Everything Has a Fingerprint: The Case of Blank Paper
This article is the first in a series that looks at “fingerprinting” techniques and the implications for privacy.
Unique-identification techniques similar to fingerprints have been applied in an astonishing variety of contexts in recent decades. Biometrics like iris and DNA profiling are well known, but there are lesser known methods like hand geometry, as well as “behavioral biometrics” like voice, handwriting, typing patterns, and even gait analysis. Many techniques for deanonymization, the principal topic of this blog, work by “fingerprinting” people’s preferences, habits, or style.
But this article is not about biometrics, nor is it about fingerprinting of content or complex systems such as a web browser in conjunction with the OS and the user. I will instead discuss one of the most surprising domains of fingerprinting — blank paper.
This is what paper looks like up close — far from being smooth, it has a rich natural structure. Even considering this, the state-of-the-art study on fingerprinting of physical documents, by Will Clarkson and colleagues at Princeton, achieves something remarkable: they show how to extract fingerprints from paper using just commodity scanners, and no microscopic technology. The fingerprint survives when the document/paper is printed on, written or scribbled on, or even soaked in water.
A small (10mm tall) region of paper scanned from two different angles — top-to-bottom and left-to-right
The image above, taken from the Princeton paper, shows what the output of a scanner looks like. Not quite the resolution of the microscopic image, but a lot of structure is still visible. The key technique is: by scanning the paper at different orientations and comparing the images, the height at each point is estimated from which a 3-D map of the not-so-flat surface of the paper is constructed.
These 3-D maps can be used as fingerprints, but for efficiency they look at the maps of only about 100 randomly picked small “patches” on the paper. To further compress the extracted information, they do a “dimensionality reduction,” resulting in a 400 byte “feature vector” for each piece of paper, which is the fingerprint.
To verify or compare an observed fingerprint against a stored one, they simply look at the Hamming distance between the two bit-vectors. Why does this simple comparison technique succeed? Comparison of two human fingerprints is a lot more difficult, after all. It’s because a rectangular piece of paper has a nice property that human skin doesn’t: when the objects being fingerprinted have a precise, fixed geometry, fingerprint verification is easy — it is just a pointwise comparison of the corresponding features.
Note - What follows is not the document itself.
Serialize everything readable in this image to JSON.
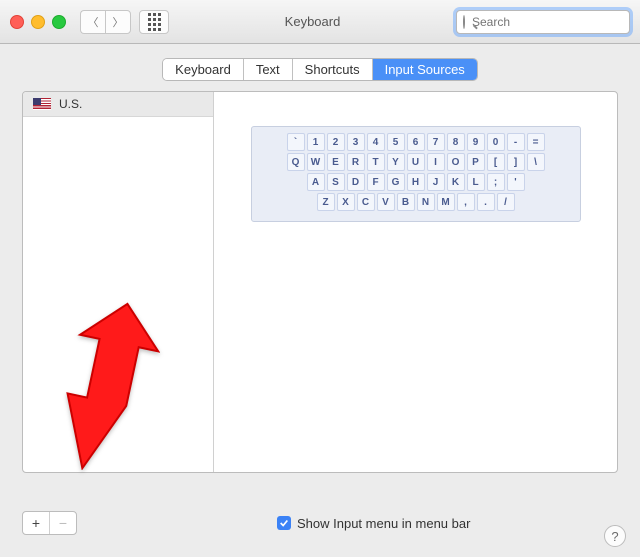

The result of such comparisons is this: two fingerprints from different pieces of paper match in roughly 50% of the bits, almost always in the 45%–55% range. Two fingerprints from the same piece of paper, on the other hand, differ in less than 5% of the bits, and occasionally up to 20% of bits if it has been handled particularly badly, such as by soaking. Therefore it is straightforward to infer whether or not two fingerprints came from the same piece of paper.
Readers familiar with the “33 bits of entropy” concept might notice that the fingerprint here is 400 bytes long, or 3200 bits, which is ridiculously high. There are surely less than 250 pieces of paper in the world — that’s a million for every person — which means that these fingerprints should easily be able to uniquely identify every piece of paper in the world.  The authors estimate that the chance of an error is no more than 1 in 10148. In other words, they achieve perfect accuracy.
What are the implications? As the authors point out, document identification “has a wide range of applications, including detecting forged currency and tickets, authenticating passports, and halting counterfeit goods.” On the negative side, it “could also be applied maliciously to de-anonymize printed surveys and to compromise the secrecy of paper ballots.”
 This is often referred to as device fingerprinting, but I find that a poor choice of terminology and will use reserve that term for a different concept in this series.
 It is hard to estimate entropy exactly in cases like this, but the feature vector is obtained via Principal Component Analysis, which makes it likely that the entropy is close to the maximum value of 3200 bits.
Thanks to Will Clarkson for reviewing a draft of this post.